BEMIDJI -- In an attempt to stifle the stigma surrounding seeking mental health resources, a group of three panelists shared vulnerable stories of struggles with mental health, coping strategies and the reasons they ultimately sought professional help.
Bemidji State University held its seventh annual Mental Health Awareness panel, virtually, on Thursday. The event was hosted by student organizations Active Minds and Lifestyle Educators as well as the Student Center for Health and Counseling.
The annual panel aimed to educate students and members of the Bemidji community about mental health issues in efforts to reduce the social stigma around seeking professional help.
The discussion was facilitated by BSU counselors Amanda Gartner and Hannah Wilson.
“We will start the conversation,” Gartner said, “but it’s up to you to continue the conversation by speaking up.”
Panelists Sarah Williamson, Shawn Campbell and Tyler Fentem shared their experiences and how they found success in seeking treatment.

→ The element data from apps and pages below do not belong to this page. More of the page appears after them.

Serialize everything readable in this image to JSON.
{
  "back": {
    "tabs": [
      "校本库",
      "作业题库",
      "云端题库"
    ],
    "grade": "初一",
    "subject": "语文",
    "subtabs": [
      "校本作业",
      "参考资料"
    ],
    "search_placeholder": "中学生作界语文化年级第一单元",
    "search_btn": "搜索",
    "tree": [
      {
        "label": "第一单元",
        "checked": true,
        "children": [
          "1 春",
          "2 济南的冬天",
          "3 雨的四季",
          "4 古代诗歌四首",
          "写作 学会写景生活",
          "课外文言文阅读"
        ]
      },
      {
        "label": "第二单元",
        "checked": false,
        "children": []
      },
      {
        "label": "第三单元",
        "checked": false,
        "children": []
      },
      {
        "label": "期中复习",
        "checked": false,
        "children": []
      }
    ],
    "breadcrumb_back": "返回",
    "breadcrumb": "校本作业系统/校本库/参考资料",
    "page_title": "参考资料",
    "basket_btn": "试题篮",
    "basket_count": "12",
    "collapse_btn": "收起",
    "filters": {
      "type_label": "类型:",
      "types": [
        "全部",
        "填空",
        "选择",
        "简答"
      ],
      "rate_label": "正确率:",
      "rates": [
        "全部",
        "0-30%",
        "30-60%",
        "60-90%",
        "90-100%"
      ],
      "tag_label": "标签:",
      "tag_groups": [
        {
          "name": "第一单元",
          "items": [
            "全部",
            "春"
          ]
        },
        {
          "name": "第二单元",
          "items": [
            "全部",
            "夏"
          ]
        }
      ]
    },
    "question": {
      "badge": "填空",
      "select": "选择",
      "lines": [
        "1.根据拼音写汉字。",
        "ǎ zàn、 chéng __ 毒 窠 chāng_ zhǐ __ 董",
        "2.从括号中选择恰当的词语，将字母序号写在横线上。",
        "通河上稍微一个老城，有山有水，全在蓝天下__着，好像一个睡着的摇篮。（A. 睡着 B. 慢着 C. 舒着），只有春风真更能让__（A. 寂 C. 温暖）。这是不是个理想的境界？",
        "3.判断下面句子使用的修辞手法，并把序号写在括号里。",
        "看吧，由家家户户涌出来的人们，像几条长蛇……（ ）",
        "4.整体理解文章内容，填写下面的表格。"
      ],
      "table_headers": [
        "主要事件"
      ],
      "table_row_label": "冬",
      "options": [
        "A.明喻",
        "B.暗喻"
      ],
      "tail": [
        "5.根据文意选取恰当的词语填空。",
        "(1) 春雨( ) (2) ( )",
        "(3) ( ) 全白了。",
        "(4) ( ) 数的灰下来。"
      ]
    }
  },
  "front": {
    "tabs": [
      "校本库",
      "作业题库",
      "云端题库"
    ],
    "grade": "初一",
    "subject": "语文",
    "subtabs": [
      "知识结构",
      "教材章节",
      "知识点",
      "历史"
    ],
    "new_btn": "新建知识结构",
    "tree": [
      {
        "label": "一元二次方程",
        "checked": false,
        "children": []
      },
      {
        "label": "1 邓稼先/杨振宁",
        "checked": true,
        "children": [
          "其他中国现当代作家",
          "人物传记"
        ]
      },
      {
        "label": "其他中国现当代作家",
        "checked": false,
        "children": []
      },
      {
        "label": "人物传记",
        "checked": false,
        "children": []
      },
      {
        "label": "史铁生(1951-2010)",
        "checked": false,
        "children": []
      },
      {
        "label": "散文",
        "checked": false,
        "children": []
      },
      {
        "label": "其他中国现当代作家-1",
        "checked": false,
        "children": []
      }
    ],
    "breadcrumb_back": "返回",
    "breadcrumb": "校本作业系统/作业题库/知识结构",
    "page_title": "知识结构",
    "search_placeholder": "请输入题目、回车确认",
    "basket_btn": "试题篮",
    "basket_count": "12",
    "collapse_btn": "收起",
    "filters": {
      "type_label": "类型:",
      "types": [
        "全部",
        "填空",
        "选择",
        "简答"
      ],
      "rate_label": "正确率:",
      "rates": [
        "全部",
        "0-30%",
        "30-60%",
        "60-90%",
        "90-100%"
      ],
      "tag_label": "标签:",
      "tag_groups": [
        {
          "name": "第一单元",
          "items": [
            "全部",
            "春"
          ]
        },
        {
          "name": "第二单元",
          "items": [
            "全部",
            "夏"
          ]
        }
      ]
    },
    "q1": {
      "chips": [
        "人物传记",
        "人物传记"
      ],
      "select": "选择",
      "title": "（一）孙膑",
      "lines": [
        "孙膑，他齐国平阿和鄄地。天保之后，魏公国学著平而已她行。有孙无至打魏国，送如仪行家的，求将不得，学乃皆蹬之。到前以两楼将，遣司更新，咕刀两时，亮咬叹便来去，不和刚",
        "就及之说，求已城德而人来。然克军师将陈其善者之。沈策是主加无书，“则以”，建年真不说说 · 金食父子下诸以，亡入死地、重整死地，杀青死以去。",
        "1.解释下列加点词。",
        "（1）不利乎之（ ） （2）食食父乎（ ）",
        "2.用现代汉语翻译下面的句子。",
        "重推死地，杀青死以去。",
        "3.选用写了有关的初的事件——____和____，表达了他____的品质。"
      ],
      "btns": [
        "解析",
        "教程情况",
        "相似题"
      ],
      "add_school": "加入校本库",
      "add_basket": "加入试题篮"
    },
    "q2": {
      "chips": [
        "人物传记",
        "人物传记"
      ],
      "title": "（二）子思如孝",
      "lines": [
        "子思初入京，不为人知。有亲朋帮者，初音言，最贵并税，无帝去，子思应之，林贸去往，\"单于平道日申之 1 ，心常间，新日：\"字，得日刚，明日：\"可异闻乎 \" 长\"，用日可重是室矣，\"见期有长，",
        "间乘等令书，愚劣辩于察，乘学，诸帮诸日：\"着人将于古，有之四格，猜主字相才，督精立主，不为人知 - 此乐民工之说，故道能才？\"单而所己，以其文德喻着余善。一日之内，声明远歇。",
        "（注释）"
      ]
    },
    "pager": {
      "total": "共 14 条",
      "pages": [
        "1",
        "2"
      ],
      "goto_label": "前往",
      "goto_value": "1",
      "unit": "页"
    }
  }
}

Williamson spoke about her journey with depression, anxiety and post-traumatic stress disorder, and how she overcame an emotionally abusive relationship. She spoke about forgiving herself and realizing, “it’s okay to not be okay.”
“It took me a couple of months to realize I needed more help than I was allowing myself,” she said. “By the time I sought individual therapy from a counselor, I had hit rock bottom.”
Fentem spoke about his struggles with suicidal ideations and chemical dependency.
“It took months for me to go and seek my own services and that’s really when I knew that I had some serious issues with mental illness,” he said. “As of 2015 when I really started to take care of things, it got a lot better, but I don’t want to say it’s been perfect.”
Campbell spoke about how he hopes to reduce the stigma for men against seeking mental health resources.
“We’re told that men can’t cry and that we’ve got to be tough,” he said. “That is something that I don’t agree with and I want to change the stigma.”
The three also touched on how the pandemic has specifically hindered their mental health journeys -- making it more difficult to see support persons or participate in regular coping strategies, like going to the gym.
“Things will get better, even in the time of this pandemic, I know things can be difficult, but if we can find the resources and the people, our lives can be very good even with a mental illness,” Fentem said.
Attendees were able to anonymously send in questions for the panelists -- all either Bemidji State University students or alumni -- to answer. Many questions surrounded the best ways to help a friend who might be struggling.
BSU students still have access to free mental health resources, whether or not they are on campus, through the Student Center for Health and Counseling. The center is a comprehensive and integrated health care facility that includes both health and counseling services, and it provides students with access to primary health care, telehealth, individualized personal counseling, group therapy and outreach services.
Currently, all counseling sessions are being held virtually via a telehealth platform.